Euro Moments: Tails the call as Italy reach ’68 final via bizarre coin toss

Before the invention of a penalty shootout Uefa had to come up with some way of separating Italy and the Soviet Union

Angelo Domenghini scores during Italy’s 2-0 defeat of Bulgaria during the quarter finals of the European Nations Cup in Naples, 20th April 1968. Photo: Hulton Archive/Getty Images

Angelo Domenghini scores during Italy’s 2-0 defeat of Bulgaria during the quarter finals of the European Nations Cup in Naples, 20th April 1968. Photo: Hulton Archive/Getty Images

 

Euro 1968: Italy 0 Soviet Union 0

June 5th, 1968

Say what you want about penalty shoot-outs but at least they involve a) skill and b) a spectacle. Back in 1968 nobody seems to have had the wit yet to imagine either was especially important when deciding games and so it was that Italy managed to win a European Championship semi-final thanks to a coin toss.

It happened in Naples, in front of an estimated 70,000 many local fans and the Soviet Union were on the wrong end of the call. They had been slight favourites to beat Italy in the game having put them out of both the ’64 Euros and ’66 World Cup but both sides were hampered by injuries as they prepared for what would prove a tight game and neither was ultimately capable of scoring through 120 minutes of football.

Accounts differ as to whether Soviet skipper Albert Shesternyov then called it wrong or his Italian counterpart, Giaccinto Facchetti, got it right while it also appears to be contested as to whether the episode was overseen by the referee or a Uefa official, but the Italian puts himself and the West German match official at the centre of the action in his version of events.

“I went up with the Russian captain,” he says, “and we went down to the dressing rooms together, accompanied by two administrators from the two teams.
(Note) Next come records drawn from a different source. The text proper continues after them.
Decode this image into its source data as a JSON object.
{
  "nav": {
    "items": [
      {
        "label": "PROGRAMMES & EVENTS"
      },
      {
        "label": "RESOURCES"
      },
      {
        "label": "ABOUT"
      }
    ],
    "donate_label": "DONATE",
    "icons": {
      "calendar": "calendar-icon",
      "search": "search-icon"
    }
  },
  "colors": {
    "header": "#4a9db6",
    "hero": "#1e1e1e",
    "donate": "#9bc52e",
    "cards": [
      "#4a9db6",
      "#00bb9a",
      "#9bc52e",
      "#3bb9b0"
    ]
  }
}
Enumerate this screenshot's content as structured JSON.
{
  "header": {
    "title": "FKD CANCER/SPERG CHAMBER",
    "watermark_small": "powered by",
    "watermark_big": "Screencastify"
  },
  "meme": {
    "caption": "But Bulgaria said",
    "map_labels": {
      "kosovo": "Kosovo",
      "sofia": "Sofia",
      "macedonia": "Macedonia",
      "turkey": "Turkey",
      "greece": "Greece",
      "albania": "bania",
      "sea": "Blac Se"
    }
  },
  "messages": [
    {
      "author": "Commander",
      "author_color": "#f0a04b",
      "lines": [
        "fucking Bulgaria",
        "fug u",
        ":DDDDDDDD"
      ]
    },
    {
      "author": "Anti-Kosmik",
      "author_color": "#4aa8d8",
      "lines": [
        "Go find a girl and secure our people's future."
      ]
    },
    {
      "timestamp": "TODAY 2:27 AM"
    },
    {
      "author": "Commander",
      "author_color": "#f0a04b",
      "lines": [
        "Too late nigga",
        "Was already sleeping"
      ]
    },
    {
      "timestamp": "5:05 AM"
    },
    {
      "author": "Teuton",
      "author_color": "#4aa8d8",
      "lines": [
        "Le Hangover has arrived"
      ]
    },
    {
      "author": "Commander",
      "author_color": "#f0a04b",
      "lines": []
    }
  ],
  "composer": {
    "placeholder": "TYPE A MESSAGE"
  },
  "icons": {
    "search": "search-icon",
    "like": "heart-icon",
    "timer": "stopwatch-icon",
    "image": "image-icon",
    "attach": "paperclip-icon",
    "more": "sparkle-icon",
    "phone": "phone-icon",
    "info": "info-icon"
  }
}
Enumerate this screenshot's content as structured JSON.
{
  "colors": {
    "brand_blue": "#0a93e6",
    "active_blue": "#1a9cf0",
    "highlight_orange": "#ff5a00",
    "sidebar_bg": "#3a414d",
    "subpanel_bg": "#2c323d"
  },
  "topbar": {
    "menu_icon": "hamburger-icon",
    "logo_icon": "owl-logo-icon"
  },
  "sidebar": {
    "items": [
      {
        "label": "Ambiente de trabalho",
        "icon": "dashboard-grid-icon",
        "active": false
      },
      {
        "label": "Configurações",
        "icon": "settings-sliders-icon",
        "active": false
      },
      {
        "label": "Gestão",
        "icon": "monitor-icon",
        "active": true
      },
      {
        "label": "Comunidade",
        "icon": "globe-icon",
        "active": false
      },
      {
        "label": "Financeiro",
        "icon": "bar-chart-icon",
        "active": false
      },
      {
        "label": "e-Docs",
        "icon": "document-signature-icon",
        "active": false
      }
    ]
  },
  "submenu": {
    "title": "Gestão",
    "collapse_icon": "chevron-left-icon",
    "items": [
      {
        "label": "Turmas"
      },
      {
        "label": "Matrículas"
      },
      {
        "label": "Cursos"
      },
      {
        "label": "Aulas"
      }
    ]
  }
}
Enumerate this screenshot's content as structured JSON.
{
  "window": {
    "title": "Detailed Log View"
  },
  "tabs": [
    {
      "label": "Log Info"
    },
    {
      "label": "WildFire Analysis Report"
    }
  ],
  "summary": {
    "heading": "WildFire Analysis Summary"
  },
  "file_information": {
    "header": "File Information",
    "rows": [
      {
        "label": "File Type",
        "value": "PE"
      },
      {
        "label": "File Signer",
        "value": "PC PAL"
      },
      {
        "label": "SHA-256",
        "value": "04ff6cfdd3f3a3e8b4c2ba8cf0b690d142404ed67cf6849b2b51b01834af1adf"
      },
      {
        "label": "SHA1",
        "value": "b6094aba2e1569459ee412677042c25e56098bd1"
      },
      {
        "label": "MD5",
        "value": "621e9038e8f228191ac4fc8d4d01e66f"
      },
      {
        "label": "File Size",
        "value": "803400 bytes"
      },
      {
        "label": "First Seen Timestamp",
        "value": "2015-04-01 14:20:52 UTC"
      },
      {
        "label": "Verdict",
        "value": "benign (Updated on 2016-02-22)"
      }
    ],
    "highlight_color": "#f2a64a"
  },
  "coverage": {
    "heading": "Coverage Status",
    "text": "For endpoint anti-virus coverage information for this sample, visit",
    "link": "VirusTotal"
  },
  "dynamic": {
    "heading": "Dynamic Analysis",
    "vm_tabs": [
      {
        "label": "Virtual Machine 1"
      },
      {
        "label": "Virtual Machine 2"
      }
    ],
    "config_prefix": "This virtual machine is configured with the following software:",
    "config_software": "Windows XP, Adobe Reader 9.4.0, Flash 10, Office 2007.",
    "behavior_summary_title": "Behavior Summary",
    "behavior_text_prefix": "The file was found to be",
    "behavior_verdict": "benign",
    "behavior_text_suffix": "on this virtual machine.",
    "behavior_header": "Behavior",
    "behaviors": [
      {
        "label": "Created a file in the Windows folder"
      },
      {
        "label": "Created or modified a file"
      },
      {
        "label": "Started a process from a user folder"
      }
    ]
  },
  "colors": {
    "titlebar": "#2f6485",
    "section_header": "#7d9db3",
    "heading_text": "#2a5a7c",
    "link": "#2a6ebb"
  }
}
The referee pulled out an old coin and I called tails. It was the right call and Italy were through to the final. I went racing upstairs as the stadium was still full and about 70,000 fans were waiting to hear the result. My celebrations told them that they could celebrate an Italian victory.”

It’s unclear whether Shesternyov made any last ditch attempt to make it the best of three or his Soviet overlords threatened, in a fit of pique, to annex the other half of Europe but the result stood and Italy went on (eventually) to become European Champions.

The Irish Times Logo
Commenting on The Irish Times has changed. To comment you must now be an Irish Times subscriber.
SUBSCRIBE
GO BACK
Error Image
The account details entered are not currently associated with an Irish Times subscription. Please subscribe to sign in to comment.
Comment Sign In

Forgot password?
The Irish Times Logo
Thank you
You should receive instructions for resetting your password. When you have reset your password, you can Sign In.
The Irish Times Logo
Please choose a screen name. This name will appear beside any comments you post. Your screen name should follow the standards set out in our community standards.
Screen Name Selection

Hello

Please choose a screen name. This name will appear beside any comments you post. Your screen name should follow the standards set out in our community standards.

The Irish Times Logo
Commenting on The Irish Times has changed. To comment you must now be an Irish Times subscriber.
SUBSCRIBE
Forgot Password
Please enter your email address so we can send you a link to reset your password.

Sign In

Your Comments
We reserve the right to remove any content at any time from this Community, including without limitation if it violates the Community Standards. We ask that you report content that you in good faith believe violates the above rules by clicking the Flag link next to the offending comment or by filling out this form. New comments are only accepted for 3 days from the date of publication.